Hillis, Laurie (200?) Managing the Ten Commandments. Banff Leadership Center, 3p.
The failure of PM systems may hinge on:
- A lack of support from top management;
- A culture that doesn’t support people development;
- An inherent “Theory X” approach to the traditional processes;
- A lack of understanding of the nature and needs of the new workforce;
- A non-systems approach overemphasizing an individual’s ability to influence the system.
The 10 commandments of Performance Management
- Thou shalt align team, department, business unit, and individual goals to the organization’s overall goals.
- Thou shalt tie a large part of managers’ own performance assessment to how well they lead the performance management process.
- Articulate organizational vision, mission, and values;
- Develop standards at team and individual levels;
- Provide feedback;
- Encourage personal responsibility and accountability;
- Assess performance;
- Provide on-going learning opportunities;
- Develop competencies;
- Remove obstacles;
- Plan for the future.
- Thou shalt go out of the way to get the right people.
- Thou shalt allow thy employees to fail.
- Thou shalt involve thine employees in the design of the performance management process.
- Thou shalt base performance decisions on actual work results, not on personality traits.
- Thou shalt “decouple” the traditional review.
- Thou shalt not succumb to the temptation simply to design a form and call it a performance management program.

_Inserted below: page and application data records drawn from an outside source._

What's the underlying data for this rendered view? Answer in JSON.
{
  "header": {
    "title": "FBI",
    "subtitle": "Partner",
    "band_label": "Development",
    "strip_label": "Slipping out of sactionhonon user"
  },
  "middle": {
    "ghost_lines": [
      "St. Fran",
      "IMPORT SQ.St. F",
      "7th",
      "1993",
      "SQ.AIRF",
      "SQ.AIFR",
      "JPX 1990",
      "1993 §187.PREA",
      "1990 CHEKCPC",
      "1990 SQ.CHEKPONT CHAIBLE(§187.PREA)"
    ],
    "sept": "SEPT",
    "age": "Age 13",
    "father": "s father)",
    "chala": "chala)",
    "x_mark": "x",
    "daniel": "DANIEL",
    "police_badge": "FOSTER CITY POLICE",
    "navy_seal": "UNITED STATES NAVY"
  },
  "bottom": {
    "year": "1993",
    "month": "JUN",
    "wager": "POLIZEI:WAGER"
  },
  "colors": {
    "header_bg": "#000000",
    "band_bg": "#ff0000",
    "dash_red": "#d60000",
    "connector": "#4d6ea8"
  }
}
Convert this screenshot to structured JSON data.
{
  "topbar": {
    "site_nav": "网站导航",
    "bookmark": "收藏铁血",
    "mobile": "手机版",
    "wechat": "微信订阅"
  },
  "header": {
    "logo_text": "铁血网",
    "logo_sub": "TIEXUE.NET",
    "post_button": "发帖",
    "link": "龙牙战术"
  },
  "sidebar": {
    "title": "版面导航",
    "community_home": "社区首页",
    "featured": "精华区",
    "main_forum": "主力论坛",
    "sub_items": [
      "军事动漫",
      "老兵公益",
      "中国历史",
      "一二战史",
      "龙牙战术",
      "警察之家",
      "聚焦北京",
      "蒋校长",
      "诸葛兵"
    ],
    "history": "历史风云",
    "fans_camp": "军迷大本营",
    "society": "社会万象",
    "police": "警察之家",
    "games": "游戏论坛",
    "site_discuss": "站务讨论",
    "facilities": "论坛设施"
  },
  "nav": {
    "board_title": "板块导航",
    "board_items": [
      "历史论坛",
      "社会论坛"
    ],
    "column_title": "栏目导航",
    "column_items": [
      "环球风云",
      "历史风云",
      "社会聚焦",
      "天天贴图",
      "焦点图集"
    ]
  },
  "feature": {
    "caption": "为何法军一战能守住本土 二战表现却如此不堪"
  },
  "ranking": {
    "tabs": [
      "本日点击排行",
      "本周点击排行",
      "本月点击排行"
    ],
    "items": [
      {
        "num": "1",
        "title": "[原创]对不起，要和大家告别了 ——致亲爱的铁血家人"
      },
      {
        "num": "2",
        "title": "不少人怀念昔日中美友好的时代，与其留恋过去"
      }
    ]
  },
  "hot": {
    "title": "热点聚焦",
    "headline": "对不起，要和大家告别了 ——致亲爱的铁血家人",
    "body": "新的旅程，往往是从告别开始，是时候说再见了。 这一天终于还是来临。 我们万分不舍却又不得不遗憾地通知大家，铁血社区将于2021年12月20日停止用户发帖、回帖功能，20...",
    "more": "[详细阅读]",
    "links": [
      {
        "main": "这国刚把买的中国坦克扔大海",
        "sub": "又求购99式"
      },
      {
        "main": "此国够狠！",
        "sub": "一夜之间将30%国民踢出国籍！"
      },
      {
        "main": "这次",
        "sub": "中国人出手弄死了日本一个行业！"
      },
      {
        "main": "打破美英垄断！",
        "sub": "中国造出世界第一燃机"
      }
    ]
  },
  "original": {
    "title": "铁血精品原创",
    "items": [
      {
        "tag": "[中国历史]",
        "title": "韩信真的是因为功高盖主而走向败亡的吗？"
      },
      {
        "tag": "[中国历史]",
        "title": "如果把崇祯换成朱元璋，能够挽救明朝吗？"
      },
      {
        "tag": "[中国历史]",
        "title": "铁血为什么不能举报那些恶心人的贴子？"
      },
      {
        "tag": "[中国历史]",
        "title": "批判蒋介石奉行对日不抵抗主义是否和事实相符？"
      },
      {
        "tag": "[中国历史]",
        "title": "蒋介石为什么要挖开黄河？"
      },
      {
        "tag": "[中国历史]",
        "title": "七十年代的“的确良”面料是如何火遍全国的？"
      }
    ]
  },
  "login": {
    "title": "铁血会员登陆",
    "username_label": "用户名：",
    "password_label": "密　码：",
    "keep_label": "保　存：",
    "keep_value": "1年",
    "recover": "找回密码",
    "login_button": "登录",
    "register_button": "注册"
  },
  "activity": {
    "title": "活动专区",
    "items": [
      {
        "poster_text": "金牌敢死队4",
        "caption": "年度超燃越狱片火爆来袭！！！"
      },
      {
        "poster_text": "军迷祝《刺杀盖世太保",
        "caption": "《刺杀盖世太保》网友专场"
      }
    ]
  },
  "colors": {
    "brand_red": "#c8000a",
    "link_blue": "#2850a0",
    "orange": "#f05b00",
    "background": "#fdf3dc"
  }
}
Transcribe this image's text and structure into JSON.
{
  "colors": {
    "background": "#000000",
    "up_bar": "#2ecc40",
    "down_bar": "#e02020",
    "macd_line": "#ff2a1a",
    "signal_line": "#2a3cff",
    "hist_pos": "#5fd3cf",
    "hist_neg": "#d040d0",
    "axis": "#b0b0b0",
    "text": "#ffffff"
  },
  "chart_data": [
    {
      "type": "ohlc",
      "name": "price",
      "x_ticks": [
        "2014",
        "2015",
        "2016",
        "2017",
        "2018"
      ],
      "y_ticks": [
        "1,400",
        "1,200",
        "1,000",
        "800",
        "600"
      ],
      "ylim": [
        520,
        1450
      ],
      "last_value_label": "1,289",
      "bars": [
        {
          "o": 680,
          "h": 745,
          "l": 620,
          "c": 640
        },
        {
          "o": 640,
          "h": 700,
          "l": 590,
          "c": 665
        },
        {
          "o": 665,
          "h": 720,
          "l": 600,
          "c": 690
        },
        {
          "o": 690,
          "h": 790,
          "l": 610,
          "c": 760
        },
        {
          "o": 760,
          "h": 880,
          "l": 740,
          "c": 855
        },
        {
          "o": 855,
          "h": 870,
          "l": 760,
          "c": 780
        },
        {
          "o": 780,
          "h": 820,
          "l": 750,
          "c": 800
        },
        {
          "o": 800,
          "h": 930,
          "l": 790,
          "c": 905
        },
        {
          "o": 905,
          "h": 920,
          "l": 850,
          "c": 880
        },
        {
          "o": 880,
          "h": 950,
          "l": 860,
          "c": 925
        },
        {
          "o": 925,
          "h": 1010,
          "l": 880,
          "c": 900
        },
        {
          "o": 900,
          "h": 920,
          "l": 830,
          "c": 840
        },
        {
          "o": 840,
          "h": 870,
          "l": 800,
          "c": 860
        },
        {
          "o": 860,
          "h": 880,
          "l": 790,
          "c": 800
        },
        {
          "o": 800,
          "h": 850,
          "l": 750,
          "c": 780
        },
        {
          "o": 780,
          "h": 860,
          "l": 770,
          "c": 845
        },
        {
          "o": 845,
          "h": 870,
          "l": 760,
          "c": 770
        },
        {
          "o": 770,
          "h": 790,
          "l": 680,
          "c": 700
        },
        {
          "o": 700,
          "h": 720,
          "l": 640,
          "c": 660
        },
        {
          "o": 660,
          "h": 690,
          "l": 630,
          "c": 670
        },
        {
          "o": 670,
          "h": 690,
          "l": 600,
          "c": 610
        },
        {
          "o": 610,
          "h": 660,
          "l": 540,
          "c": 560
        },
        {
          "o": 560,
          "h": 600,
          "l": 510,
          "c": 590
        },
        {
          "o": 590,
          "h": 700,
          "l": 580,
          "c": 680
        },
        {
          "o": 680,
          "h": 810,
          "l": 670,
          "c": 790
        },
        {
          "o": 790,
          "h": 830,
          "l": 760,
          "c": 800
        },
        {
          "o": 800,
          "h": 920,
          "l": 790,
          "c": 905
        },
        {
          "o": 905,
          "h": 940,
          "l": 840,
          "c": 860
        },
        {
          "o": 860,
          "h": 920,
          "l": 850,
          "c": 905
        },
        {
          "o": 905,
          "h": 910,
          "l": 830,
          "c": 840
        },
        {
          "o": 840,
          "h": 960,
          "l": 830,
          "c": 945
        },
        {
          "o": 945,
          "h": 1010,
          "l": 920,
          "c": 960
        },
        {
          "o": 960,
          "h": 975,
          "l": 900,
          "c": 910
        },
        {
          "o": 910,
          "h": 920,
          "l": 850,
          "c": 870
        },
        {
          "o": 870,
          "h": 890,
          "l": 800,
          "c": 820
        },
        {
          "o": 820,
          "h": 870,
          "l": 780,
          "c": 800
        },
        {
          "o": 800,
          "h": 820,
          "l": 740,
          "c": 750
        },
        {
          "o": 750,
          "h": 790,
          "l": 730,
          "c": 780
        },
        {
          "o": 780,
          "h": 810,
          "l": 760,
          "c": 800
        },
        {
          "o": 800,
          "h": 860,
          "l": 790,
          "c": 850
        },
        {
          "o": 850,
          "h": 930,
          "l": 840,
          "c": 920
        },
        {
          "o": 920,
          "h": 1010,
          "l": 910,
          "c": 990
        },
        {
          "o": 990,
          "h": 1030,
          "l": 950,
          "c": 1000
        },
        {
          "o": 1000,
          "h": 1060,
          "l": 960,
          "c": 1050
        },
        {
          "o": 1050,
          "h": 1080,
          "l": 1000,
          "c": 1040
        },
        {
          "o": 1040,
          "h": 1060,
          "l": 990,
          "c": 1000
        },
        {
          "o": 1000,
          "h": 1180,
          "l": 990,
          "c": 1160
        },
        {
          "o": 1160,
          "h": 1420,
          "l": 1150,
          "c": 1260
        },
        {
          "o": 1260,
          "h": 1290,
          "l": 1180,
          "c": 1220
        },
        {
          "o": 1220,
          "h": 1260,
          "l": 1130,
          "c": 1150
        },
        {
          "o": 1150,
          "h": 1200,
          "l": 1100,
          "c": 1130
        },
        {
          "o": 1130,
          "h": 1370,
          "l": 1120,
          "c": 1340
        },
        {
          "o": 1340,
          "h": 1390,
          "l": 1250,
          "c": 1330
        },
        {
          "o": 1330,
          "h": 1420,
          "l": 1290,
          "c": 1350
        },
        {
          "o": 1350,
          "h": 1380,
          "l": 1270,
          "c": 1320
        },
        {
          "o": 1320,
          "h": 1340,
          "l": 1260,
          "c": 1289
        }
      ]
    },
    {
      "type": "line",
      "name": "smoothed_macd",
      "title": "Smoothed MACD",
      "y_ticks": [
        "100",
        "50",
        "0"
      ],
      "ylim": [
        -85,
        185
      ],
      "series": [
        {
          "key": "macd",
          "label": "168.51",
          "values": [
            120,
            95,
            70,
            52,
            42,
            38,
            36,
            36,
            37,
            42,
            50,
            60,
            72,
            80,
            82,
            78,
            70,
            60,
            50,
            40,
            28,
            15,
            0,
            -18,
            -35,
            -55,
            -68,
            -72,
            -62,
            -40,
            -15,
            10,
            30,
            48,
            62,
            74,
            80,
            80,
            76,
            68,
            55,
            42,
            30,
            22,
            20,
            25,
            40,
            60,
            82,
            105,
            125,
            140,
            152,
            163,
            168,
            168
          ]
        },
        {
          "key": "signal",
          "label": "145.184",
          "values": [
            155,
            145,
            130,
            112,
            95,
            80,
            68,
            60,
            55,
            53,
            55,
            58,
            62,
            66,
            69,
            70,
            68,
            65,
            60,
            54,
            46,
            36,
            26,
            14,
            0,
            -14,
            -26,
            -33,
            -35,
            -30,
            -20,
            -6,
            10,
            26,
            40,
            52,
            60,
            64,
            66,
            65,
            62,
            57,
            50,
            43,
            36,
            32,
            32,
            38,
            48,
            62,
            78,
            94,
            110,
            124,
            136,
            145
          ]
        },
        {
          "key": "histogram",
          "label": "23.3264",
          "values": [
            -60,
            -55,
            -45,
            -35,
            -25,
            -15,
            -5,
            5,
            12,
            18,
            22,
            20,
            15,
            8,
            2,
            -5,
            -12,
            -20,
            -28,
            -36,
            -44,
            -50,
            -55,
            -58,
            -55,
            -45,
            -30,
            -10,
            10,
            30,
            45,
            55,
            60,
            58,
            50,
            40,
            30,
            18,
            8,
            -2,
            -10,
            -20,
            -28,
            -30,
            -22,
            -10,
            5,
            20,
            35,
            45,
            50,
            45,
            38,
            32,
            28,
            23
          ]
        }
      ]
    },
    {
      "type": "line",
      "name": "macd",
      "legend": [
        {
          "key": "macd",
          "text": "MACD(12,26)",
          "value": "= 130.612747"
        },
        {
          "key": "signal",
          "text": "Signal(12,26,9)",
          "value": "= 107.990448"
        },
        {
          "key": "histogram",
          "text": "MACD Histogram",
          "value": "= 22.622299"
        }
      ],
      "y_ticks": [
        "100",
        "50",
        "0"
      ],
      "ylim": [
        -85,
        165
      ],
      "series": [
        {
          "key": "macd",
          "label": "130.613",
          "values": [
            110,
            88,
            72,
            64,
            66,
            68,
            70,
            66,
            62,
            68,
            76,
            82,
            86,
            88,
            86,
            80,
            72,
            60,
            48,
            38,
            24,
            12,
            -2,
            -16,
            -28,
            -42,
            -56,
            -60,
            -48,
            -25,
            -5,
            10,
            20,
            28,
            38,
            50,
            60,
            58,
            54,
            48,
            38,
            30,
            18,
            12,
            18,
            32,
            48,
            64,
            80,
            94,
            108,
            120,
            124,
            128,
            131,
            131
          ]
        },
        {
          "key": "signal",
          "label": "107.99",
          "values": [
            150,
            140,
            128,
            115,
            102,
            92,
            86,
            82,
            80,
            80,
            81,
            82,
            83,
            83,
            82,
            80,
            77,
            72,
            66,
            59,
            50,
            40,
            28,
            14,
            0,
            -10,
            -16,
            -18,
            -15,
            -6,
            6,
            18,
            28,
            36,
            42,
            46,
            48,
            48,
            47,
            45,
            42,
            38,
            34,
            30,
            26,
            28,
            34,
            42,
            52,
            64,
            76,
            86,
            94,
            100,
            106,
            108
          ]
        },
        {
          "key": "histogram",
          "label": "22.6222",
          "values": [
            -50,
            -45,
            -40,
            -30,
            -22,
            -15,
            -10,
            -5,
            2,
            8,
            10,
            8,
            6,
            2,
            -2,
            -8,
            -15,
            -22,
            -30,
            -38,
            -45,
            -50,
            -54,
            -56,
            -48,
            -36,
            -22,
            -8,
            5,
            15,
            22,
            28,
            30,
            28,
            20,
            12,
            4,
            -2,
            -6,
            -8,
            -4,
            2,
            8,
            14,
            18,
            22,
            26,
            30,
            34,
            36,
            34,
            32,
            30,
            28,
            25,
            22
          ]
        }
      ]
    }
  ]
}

- Thou shalt provide learning opportunities. Leaders, managers and supervisors need to learn how to give and receive meaningful performance feedback.
- Thou shalt treat people as adults and with respect.